While there has been a lot of attention on China’s use of cyber espionage lately, traditionally the Chinese regime’s major strategy has been to use insiders to steal information, just as these three are accused of taking information from their employer.
“China, for a long time, has been engaging in that kind of economic espionage using students, employees, and other insiders to do this,” said David Fiddler, a law professor and an expert on economic espionage.
Fiddler said the use of insiders is the Chinese Communist Party’s most common approach. “What we’re seeing at NYU is part of that classic strategy that Chinese companies and the Chinese government has used to get the economic information it wants to obtain,” he said.
The NYU project was on improving MRI technology, and was funded by a multi-million dollar federal grant from the National Institutes of Health. The researchers had undisclosed connections to China’s United Imaging and the Shenzhen Institute of Advanced Technology (SIAT).
A statement from the NYI Langone Medical Center said the department became aware of “possible irregularities” on the research project, and they alerted the U.S. Attorney’s Office. “Three researchers have been suspended and we continue to cooperate fully with the U.S. Attorney’s investigation of this matter,” it stated.
The SIAT is part of the Chinese Academy of Sciences, which was established in 2006 by the Shenzhen municipal government and the Chinese University of Hong Kong, according to the federal complaint.
The website of the Office of the National Counterintelligence Executive states that “In 2010, the FBI prosecuted more Chinese espionage cases than at any time in our nation's history.” It adds that “some of the most damaging transfers of U.S. technologies to foreign entities have been conducted by insiders.”

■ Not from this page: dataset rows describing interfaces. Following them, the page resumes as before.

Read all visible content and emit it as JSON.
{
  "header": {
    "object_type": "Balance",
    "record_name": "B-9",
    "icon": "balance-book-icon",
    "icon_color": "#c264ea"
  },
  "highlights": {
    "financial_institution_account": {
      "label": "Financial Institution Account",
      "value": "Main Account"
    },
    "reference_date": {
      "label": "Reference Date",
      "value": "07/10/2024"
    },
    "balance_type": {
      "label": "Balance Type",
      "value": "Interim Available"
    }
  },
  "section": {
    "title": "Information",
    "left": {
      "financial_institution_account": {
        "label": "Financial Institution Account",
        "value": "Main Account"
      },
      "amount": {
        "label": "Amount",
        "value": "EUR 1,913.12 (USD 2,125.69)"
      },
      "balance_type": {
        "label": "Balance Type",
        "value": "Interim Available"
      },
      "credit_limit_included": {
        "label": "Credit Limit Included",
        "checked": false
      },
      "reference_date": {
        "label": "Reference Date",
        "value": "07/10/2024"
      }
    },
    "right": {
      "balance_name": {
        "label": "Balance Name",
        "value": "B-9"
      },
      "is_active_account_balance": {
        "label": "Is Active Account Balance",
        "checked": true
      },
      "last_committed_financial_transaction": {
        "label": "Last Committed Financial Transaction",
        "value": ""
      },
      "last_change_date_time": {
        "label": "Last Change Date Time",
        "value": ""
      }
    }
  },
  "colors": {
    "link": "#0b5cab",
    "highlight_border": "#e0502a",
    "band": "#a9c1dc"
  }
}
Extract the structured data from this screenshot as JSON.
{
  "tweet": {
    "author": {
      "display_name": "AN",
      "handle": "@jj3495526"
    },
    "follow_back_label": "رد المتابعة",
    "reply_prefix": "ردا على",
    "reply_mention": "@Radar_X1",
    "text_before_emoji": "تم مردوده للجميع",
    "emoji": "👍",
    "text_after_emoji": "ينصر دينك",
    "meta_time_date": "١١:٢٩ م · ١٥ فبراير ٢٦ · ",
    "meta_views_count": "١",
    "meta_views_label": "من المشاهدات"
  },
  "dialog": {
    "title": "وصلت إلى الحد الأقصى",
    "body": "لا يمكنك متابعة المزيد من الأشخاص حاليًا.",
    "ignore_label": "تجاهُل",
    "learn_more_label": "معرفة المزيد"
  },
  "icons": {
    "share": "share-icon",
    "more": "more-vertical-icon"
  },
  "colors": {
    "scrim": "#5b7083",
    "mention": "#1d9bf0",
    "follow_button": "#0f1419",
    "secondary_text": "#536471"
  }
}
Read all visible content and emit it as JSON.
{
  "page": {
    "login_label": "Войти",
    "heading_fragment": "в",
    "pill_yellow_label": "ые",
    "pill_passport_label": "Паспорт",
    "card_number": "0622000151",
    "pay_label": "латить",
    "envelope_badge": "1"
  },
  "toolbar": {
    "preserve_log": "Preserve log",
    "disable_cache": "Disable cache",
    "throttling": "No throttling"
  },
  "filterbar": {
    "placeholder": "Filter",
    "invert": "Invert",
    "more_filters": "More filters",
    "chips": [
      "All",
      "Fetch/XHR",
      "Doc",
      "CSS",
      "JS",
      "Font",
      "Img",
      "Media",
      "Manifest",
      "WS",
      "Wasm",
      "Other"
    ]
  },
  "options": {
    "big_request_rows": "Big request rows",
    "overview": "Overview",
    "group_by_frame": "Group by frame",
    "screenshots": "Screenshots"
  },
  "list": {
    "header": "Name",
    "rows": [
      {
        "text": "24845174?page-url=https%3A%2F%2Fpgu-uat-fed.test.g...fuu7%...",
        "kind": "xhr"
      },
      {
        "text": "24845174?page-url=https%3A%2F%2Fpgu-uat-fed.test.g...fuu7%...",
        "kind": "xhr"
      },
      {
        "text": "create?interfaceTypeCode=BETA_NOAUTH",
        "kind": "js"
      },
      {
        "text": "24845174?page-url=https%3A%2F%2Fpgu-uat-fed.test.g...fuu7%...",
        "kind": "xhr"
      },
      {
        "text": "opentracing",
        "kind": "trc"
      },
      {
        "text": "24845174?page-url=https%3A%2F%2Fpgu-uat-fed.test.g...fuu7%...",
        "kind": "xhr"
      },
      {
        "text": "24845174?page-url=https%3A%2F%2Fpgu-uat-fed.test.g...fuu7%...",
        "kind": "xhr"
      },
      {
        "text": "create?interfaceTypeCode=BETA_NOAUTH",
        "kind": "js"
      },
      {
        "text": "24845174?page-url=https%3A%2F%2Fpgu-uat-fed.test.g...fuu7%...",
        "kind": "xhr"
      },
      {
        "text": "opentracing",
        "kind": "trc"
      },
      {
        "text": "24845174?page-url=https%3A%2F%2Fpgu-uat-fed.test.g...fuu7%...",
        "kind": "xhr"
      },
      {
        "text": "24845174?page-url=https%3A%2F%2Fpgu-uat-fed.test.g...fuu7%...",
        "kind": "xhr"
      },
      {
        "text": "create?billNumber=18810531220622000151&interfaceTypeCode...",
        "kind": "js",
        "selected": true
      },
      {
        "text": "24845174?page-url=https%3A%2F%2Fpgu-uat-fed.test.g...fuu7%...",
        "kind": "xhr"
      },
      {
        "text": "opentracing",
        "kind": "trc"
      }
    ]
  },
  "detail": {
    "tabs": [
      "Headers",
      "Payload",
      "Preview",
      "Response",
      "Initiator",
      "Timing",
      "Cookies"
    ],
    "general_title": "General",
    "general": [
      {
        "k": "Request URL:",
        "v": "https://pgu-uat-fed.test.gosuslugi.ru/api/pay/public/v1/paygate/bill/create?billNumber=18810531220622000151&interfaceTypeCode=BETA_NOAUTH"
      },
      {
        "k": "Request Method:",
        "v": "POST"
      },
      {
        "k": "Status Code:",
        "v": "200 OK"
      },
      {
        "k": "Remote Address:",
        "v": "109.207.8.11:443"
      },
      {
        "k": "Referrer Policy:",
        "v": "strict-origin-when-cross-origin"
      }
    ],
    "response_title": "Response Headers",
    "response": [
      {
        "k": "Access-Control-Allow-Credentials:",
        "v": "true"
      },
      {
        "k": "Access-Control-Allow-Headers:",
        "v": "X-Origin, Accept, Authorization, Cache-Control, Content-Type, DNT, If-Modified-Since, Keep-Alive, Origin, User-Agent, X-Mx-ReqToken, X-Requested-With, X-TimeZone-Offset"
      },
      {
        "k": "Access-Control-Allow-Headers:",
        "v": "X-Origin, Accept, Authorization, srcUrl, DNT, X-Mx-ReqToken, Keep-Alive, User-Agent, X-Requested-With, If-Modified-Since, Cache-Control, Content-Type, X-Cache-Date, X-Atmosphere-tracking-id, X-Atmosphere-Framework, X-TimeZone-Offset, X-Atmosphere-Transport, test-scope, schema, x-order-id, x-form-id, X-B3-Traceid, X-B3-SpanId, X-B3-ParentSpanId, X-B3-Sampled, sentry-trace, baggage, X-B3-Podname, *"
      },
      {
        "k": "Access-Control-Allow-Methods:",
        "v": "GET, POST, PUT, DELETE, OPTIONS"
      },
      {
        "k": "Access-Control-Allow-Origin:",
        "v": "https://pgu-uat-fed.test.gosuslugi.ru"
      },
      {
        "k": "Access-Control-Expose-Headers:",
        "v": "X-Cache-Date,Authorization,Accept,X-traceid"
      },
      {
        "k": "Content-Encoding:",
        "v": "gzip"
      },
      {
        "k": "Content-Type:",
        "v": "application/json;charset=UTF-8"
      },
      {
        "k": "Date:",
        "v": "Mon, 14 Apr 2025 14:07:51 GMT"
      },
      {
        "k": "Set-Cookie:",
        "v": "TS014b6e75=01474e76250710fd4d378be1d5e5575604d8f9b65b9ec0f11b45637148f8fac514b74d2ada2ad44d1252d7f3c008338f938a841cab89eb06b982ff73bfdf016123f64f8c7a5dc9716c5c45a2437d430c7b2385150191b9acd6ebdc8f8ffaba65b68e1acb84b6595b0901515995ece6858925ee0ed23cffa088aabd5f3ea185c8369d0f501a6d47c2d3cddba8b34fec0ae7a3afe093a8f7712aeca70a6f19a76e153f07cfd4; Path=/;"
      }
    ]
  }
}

According to an Oct. 4, 2011, report from the same department, “Foreign Spies Stealing US Economic Secrets In Cyberspace,” health care technology is a prime target for the Chinese regime’s system of economic espionage.
It states that the Chinese regime’s intelligence services and private companies try to recruit Chinese citizens, or even people with family ties to China, to work as insiders who can steal trade secrets.
The overall strategy ties to the CCP’s policy of “catching up fast and surpassing” Western powers. The report mentions that in 1986 the regime launched its Project 863, which aims to “enhance China’s economic competitiveness and narrow the science and technology gap between China and the West in areas such as nanotechnology, computers, and biotechnology.”
The report notes that “Healthcare services and medical devices/equipment will be two of the five fastest growing international investment sectors, according to a US consulting firm,” and the high costs of research and development in these fields—up to $1 billion for one drug—make them prime targets by the Chinese regime.
The website of the SIAT, which the Chinese researchers allegedly had secret ties to, backs these claims.
SIAT’s website states that high-end medical equipment in China is 10 years behind developed countries. Because of this, the country often depends on imports, and affects the regime’s ability to compete in the global market for medical equipment.
“China, both on the private sector and the government, it’s trying to get to be more of a player, a participant, or maybe even a leader in cutting edge high-technology products,” said Fiddler.
“They want to move away from being thought of as a manufacturing hub for low-skilled products.”
“Stealing trade secrets from companies that are on the cutting edge is just a quicker way to do it than developing it on their own,” he said. “That’s what they’re trying to do, so they’re trying to skip over the costs and investments that are necessary for developing high technology by getting in the race faster by appropriating information knowledge.”